_Raw data_
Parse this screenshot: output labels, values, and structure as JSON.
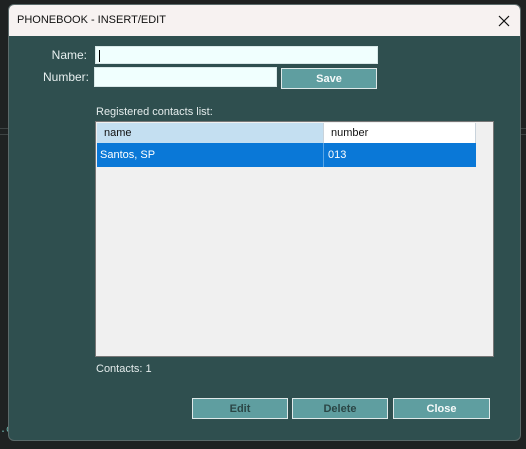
{
  "window": {
    "title": "PHONEBOOK - INSERT/EDIT"
  },
  "form": {
    "name_label": "Name:",
    "name_value": "",
    "number_label": "Number:",
    "number_value": "",
    "save_label": "Save"
  },
  "list": {
    "heading": "Registered contacts list:",
    "columns": [
      "name",
      "number"
    ],
    "rows": [
      {
        "name": "Santos, SP",
        "number": "013",
        "selected": true
      }
    ],
    "count_text": "Contacts: 1"
  },
  "actions": {
    "edit_label": "Edit",
    "delete_label": "Delete",
    "close_label": "Close"
  },
  "colors": {
    "window_bg": "#2f4f4f",
    "button_bg": "#5f9ea0",
    "selection": "#0a78d7",
    "header_active": "#c4dff1"
  },
  "icons": {
    "close": "close-icon"
  }
}
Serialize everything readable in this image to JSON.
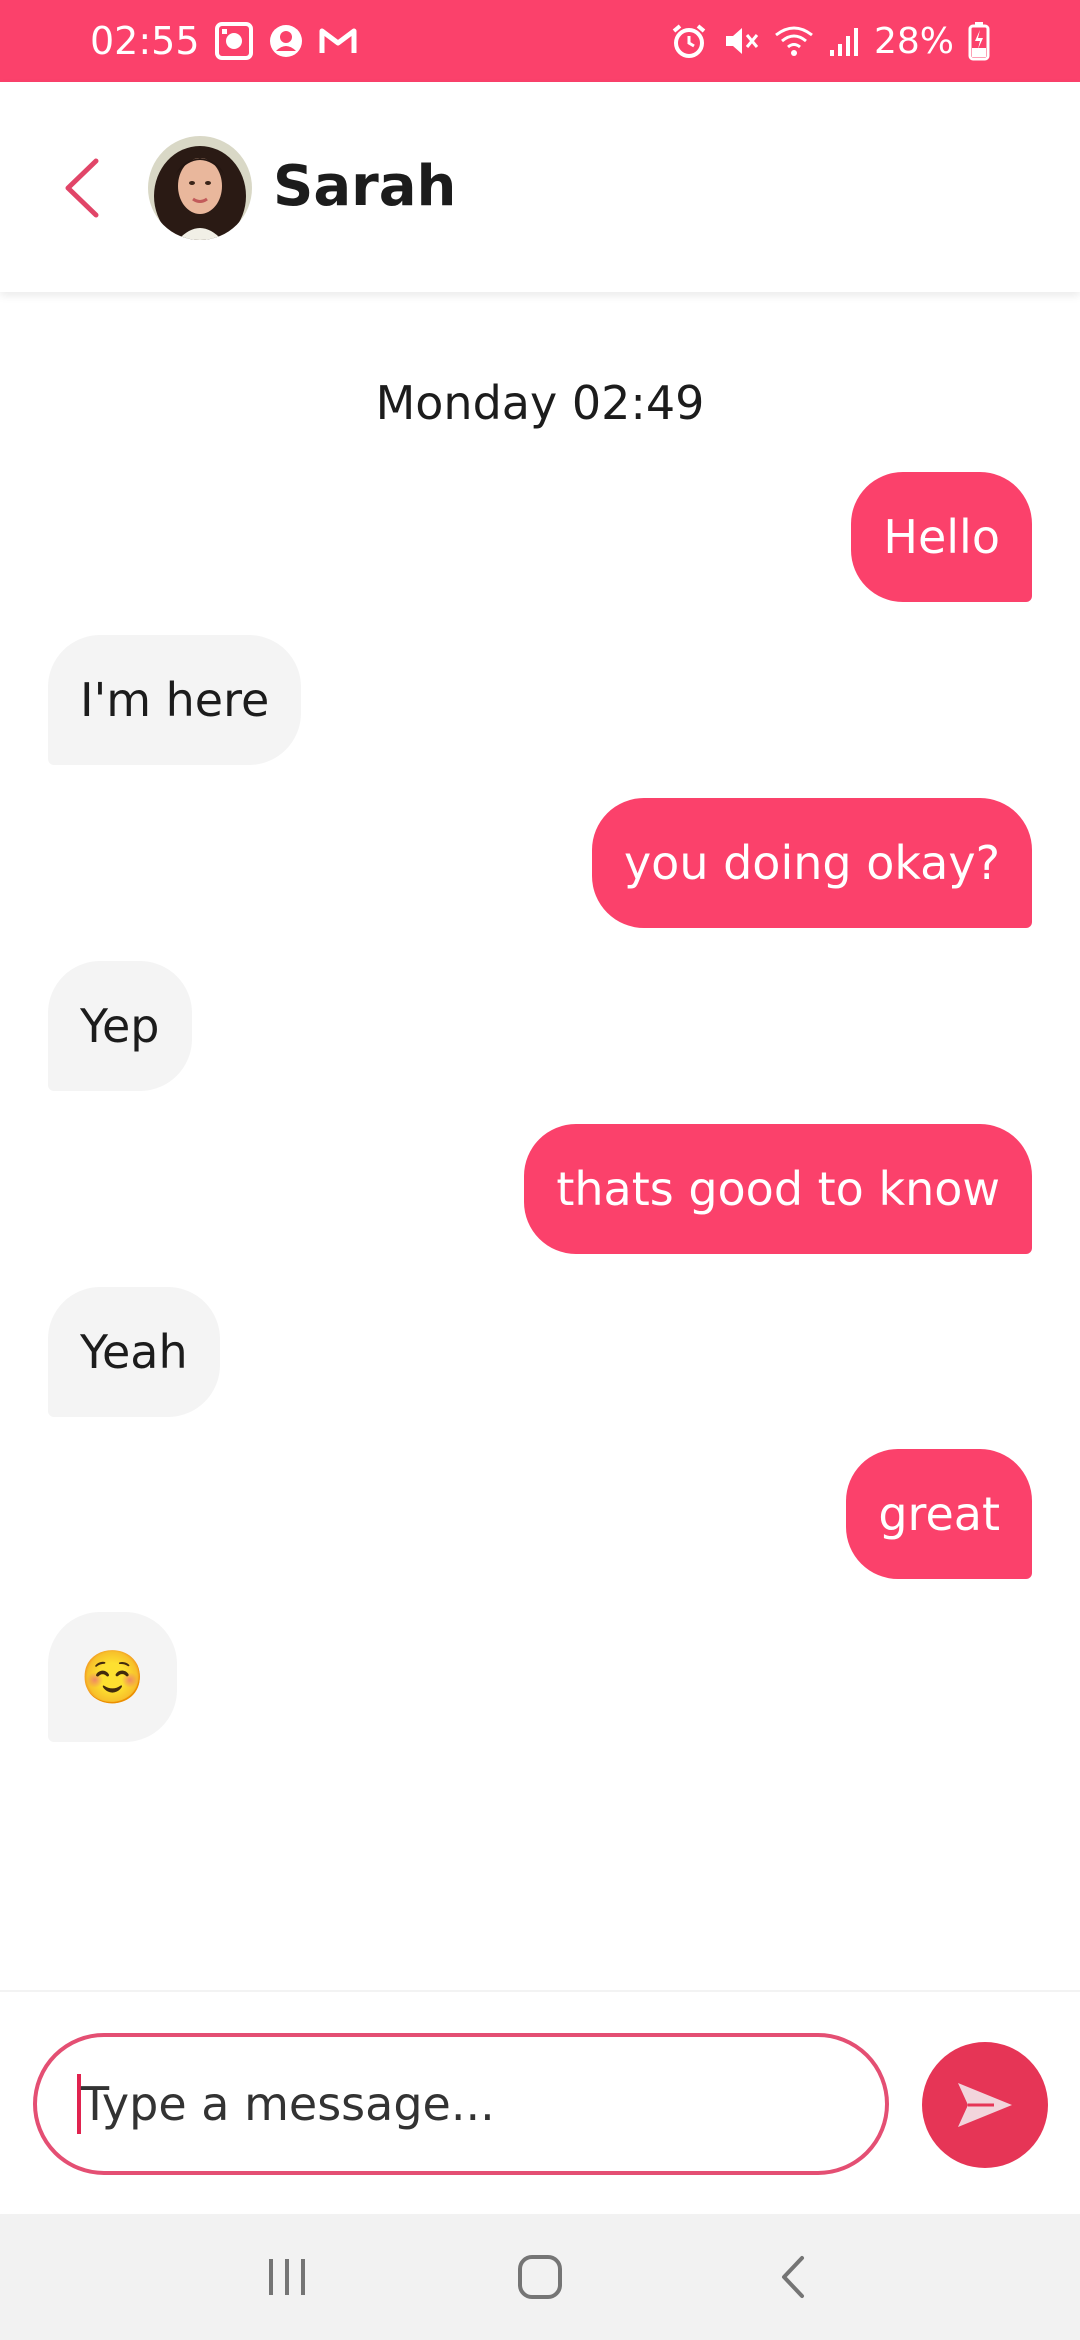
{
  "status_bar": {
    "time": "02:55",
    "battery": "28%",
    "left_icons": [
      "screen-record-icon",
      "account-icon",
      "gmail-icon"
    ],
    "right_icons": [
      "alarm-icon",
      "mute-icon",
      "wifi-icon",
      "signal-icon",
      "battery-charging-icon"
    ]
  },
  "header": {
    "contact_name": "Sarah",
    "back_icon": "chevron-left-icon",
    "avatar": "contact-avatar"
  },
  "chat": {
    "timestamp": "Monday 02:49",
    "messages": [
      {
        "direction": "out",
        "text": "Hello"
      },
      {
        "direction": "in",
        "text": "I'm here"
      },
      {
        "direction": "out",
        "text": "you doing okay?"
      },
      {
        "direction": "in",
        "text": "Yep"
      },
      {
        "direction": "out",
        "text": "thats good to know"
      },
      {
        "direction": "in",
        "text": "Yeah"
      },
      {
        "direction": "out",
        "text": "great"
      },
      {
        "direction": "in",
        "text": "☺️"
      }
    ]
  },
  "composer": {
    "placeholder": "Type a message...",
    "send_icon": "send-icon"
  },
  "nav_bar": {
    "items": [
      "recent-apps-icon",
      "home-icon",
      "back-icon"
    ]
  },
  "colors": {
    "accent": "#fb416b",
    "send_button": "#e63556",
    "incoming_bubble": "#f4f4f4"
  }
}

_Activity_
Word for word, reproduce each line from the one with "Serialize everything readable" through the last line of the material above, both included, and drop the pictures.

_Output of the task_
Serialize everything readable in this image to JSON.
{
  "status_bar": {
    "time": "02:55",
    "battery": "28%",
    "left_icons": [
      "screen-record-icon",
      "account-icon",
      "gmail-icon"
    ],
    "right_icons": [
      "alarm-icon",
      "mute-icon",
      "wifi-icon",
      "signal-icon",
      "battery-charging-icon"
    ]
  },
  "header": {
    "contact_name": "Sarah",
    "back_icon": "chevron-left-icon",
    "avatar": "contact-avatar"
  },
  "chat": {
    "timestamp": "Monday 02:49",
    "messages": [
      {
        "direction": "out",
        "text": "Hello"
      },
      {
        "direction": "in",
        "text": "I'm here"
      },
      {
        "direction": "out",
        "text": "you doing okay?"
      },
      {
        "direction": "in",
        "text": "Yep"
      },
      {
        "direction": "out",
        "text": "thats good to know"
      },
      {
        "direction": "in",
        "text": "Yeah"
      },
      {
        "direction": "out",
        "text": "great"
      },
      {
        "direction": "in",
        "text": "☺️"
      }
    ]
  },
  "composer": {
    "placeholder": "Type a message...",
    "send_icon": "send-icon"
  },
  "nav_bar": {
    "items": [
      "recent-apps-icon",
      "home-icon",
      "back-icon"
    ]
  },
  "colors": {
    "accent": "#fb416b",
    "send_button": "#e63556",
    "incoming_bubble": "#f4f4f4"
  }
}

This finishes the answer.